The new manager will bring a new attitude too. Whilst the old maxim is ‘Who dares wins,’ Sherwood embraced this to the point of absurdity. The result was that Sherwood produced performances as cohesive and convincing as Flubber. He did however produce significantly more entertainment than Villas-Boas. The Portuguese veered too far towards caution and was far too rigid in his ideology to succeed. The incumbent manager will need to capture elements of Villas-Boas’ structure and Sherwood’s attacking philosophy, but needs to strike a balance between the two.

The new manager will no doubt be aided by a number of the first team missing out on the World Cup through minor injuries or failure to qualify. The timeframe is uncertain on Erik Lamela and Kyle Walker’s battle to be fully fit, but you know it will be before the start of the season at least. Alongside that duo Vlad Chiriches, Christian Eriksen, Emmanuel Adebayor, Sandro, Etienne Capoue and Roberto Soldado will have a full pre-season alongside the new coach to build their fitness levels and familiarity with the new coaching staff and methods.

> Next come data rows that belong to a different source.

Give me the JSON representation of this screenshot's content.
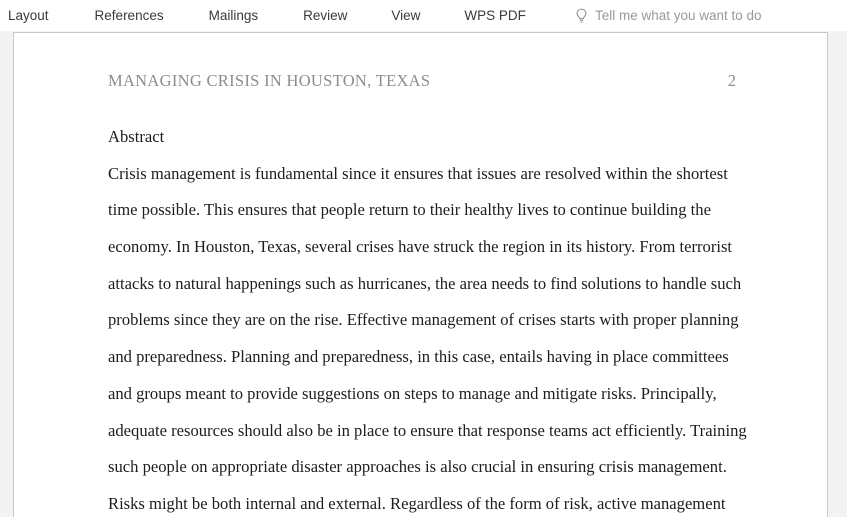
{
  "ribbon": {
    "tabs": [
      {
        "label": "Layout"
      },
      {
        "label": "References"
      },
      {
        "label": "Mailings"
      },
      {
        "label": "Review"
      },
      {
        "label": "View"
      },
      {
        "label": "WPS PDF"
      }
    ],
    "tell_me": {
      "icon": "lightbulb-icon",
      "placeholder": "Tell me what you want to do"
    }
  },
  "document": {
    "header": {
      "running_head": "MANAGING CRISIS IN HOUSTON, TEXAS",
      "page_number": "2"
    },
    "body": {
      "heading": "Abstract",
      "lines": [
        "Crisis management is fundamental since it ensures that issues are resolved within the shortest",
        "time possible. This ensures that people return to their healthy lives to continue building the",
        "economy. In Houston, Texas, several crises have struck the region in its history. From terrorist",
        "attacks to natural happenings such as hurricanes, the area needs to find solutions to handle such",
        "problems since they are on the rise. Effective management of crises starts with proper planning",
        "and preparedness. Planning and preparedness, in this case, entails having in place committees",
        "and groups meant to provide suggestions on steps to manage and mitigate risks. Principally,",
        "adequate resources should also be in place to ensure that response teams act efficiently. Training",
        "such people on appropriate disaster approaches is also crucial in ensuring crisis management.",
        "Risks might be both internal and external. Regardless of the form of risk, active management"
      ]
    }
  },
  "colors": {
    "page_background": "#ffffff",
    "canvas_background": "#f3f3f3",
    "page_border": "#c8c8cb",
    "header_text": "#8d8d8d",
    "body_text": "#1d1d1d",
    "tab_text": "#3a3a3a",
    "tellme_text": "#9a9a9a"
  }
}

It’s time to push things forward for Tottenham Hotspur. The next appointment needs to be progressive and supported by the board. Simply put, if Hugo Lloris or Jan Vertonghen do throw a strop and try to leave then Levy must dig in and refuse – regardless of any offers. The new manager should be backed in the transfer market as far as feasibly possible. Villas-Boas was let down by the haggling over João Moutinho, who would surely have solved many of our issues in breaking down teams that we’ve had in the past 2 seasons. The new manager must be given the tools to successfully implement their vision of Spurs next season and into the future.

Follow Billy on Twitter, @BillyMacfarlane